Task to carry out: Each record must be retyped word for word.

Records for this task:
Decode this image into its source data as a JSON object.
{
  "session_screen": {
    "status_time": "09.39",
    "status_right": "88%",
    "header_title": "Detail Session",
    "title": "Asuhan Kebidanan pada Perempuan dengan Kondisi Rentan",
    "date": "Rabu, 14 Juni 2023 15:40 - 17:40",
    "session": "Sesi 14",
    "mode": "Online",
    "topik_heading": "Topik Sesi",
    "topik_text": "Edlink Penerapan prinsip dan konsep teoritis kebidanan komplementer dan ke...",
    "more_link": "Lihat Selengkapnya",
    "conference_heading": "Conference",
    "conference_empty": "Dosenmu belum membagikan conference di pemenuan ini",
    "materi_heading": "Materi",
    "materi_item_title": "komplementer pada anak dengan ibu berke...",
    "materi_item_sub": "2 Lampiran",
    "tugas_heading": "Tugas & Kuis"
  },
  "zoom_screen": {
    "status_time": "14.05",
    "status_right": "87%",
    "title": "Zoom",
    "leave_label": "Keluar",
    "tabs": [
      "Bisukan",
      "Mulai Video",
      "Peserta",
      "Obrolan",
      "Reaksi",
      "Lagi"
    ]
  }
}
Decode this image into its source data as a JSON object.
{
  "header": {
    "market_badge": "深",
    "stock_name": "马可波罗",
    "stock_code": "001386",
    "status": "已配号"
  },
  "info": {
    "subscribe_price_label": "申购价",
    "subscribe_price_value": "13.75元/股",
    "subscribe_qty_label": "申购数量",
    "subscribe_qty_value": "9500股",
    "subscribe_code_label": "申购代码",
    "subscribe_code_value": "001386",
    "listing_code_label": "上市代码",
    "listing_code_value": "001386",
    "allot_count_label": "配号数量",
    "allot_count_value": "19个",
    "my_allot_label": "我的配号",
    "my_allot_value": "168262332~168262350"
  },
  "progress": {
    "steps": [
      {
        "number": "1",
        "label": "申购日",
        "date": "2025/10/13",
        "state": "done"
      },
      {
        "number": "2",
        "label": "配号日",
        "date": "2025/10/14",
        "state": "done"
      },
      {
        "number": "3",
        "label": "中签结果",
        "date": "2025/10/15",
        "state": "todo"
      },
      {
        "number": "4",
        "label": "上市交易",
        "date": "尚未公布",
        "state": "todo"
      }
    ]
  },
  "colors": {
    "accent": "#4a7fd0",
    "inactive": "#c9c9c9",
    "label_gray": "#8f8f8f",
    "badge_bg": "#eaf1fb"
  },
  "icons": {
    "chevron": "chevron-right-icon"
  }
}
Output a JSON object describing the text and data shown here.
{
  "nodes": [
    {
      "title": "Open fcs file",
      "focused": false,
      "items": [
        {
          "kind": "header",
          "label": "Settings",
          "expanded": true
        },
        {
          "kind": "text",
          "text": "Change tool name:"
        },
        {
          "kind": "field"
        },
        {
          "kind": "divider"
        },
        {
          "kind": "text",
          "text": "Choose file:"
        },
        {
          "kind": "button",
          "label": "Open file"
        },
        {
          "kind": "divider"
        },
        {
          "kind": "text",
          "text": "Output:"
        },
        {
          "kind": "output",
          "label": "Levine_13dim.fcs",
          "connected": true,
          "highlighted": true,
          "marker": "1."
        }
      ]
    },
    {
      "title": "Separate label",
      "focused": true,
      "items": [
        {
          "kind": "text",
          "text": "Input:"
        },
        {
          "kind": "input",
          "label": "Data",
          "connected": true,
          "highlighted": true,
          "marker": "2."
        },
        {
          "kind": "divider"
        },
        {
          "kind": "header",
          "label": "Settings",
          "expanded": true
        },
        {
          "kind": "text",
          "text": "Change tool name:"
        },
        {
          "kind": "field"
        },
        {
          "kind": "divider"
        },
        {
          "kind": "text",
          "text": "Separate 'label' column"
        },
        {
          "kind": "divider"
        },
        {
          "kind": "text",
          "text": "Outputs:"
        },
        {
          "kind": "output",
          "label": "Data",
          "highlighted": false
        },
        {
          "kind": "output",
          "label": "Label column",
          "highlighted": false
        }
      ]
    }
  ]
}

Solved problem:
Decode this image into its source data as a JSON object.
{
  "session_screen": {
    "status_time": "09.39",
    "status_right": "88%",
    "header_title": "Detail Session",
    "title": "Asuhan Kebidanan pada Perempuan dengan Kondisi Rentan",
    "date": "Rabu, 14 Juni 2023 15:40 - 17:40",
    "session": "Sesi 14",
    "mode": "Online",
    "topik_heading": "Topik Sesi",
    "topik_text": "Edlink Penerapan prinsip dan konsep teoritis kebidanan komplementer dan ke...",
    "more_link": "Lihat Selengkapnya",
    "conference_heading": "Conference",
    "conference_empty": "Dosenmu belum membagikan conference di pemenuan ini",
    "materi_heading": "Materi",
    "materi_item_title": "komplementer pada anak dengan ibu berke...",
    "materi_item_sub": "2 Lampiran",
    "tugas_heading": "Tugas & Kuis"
  },
  "zoom_screen": {
    "status_time": "14.05",
    "status_right": "87%",
    "title": "Zoom",
    "leave_label": "Keluar",
    "tabs": [
      "Bisukan",
      "Mulai Video",
      "Peserta",
      "Obrolan",
      "Reaksi",
      "Lagi"
    ]
  }
}
Decode this image into its source data as a JSON object.
{
  "header": {
    "market_badge": "深",
    "stock_name": "马可波罗",
    "stock_code": "001386",
    "status": "已配号"
  },
  "info": {
    "subscribe_price_label": "申购价",
    "subscribe_price_value": "13.75元/股",
    "subscribe_qty_label": "申购数量",
    "subscribe_qty_value": "9500股",
    "subscribe_code_label": "申购代码",
    "subscribe_code_value": "001386",
    "listing_code_label": "上市代码",
    "listing_code_value": "001386",
    "allot_count_label": "配号数量",
    "allot_count_value": "19个",
    "my_allot_label": "我的配号",
    "my_allot_value": "168262332~168262350"
  },
  "progress": {
    "steps": [
      {
        "number": "1",
        "label": "申购日",
        "date": "2025/10/13",
        "state": "done"
      },
      {
        "number": "2",
        "label": "配号日",
        "date": "2025/10/14",
        "state": "done"
      },
      {
        "number": "3",
        "label": "中签结果",
        "date": "2025/10/15",
        "state": "todo"
      },
      {
        "number": "4",
        "label": "上市交易",
        "date": "尚未公布",
        "state": "todo"
      }
    ]
  },
  "colors": {
    "accent": "#4a7fd0",
    "inactive": "#c9c9c9",
    "label_gray": "#8f8f8f",
    "badge_bg": "#eaf1fb"
  },
  "icons": {
    "chevron": "chevron-right-icon"
  }
}
Output a JSON object describing the text and data shown here.
{
  "nodes": [
    {
      "title": "Open fcs file",
      "focused": false,
      "items": [
        {
          "kind": "header",
          "label": "Settings",
          "expanded": true
        },
        {
          "kind": "text",
          "text": "Change tool name:"
        },
        {
          "kind": "field"
        },
        {
          "kind": "divider"
        },
        {
          "kind": "text",
          "text": "Choose file:"
        },
        {
          "kind": "button",
          "label": "Open file"
        },
        {
          "kind": "divider"
        },
        {
          "kind": "text",
          "text": "Output:"
        },
        {
          "kind": "output",
          "label": "Levine_13dim.fcs",
          "connected": true,
          "highlighted": true,
          "marker": "1."
        }
      ]
    },
    {
      "title": "Separate label",
      "focused": true,
      "items": [
        {
          "kind": "text",
          "text": "Input:"
        },
        {
          "kind": "input",
          "label": "Data",
          "connected": true,
          "highlighted": true,
          "marker": "2."
        },
        {
          "kind": "divider"
        },
        {
          "kind": "header",
          "label": "Settings",
          "expanded": true
        },
        {
          "kind": "text",
          "text": "Change tool name:"
        },
        {
          "kind": "field"
        },
        {
          "kind": "divider"
        },
        {
          "kind": "text",
          "text": "Separate 'label' column"
        },
        {
          "kind": "divider"
        },
        {
          "kind": "text",
          "text": "Outputs:"
        },
        {
          "kind": "output",
          "label": "Data",
          "highlighted": false
        },
        {
          "kind": "output",
          "label": "Label column",
          "highlighted": false
        }
      ]
    }
  ]
}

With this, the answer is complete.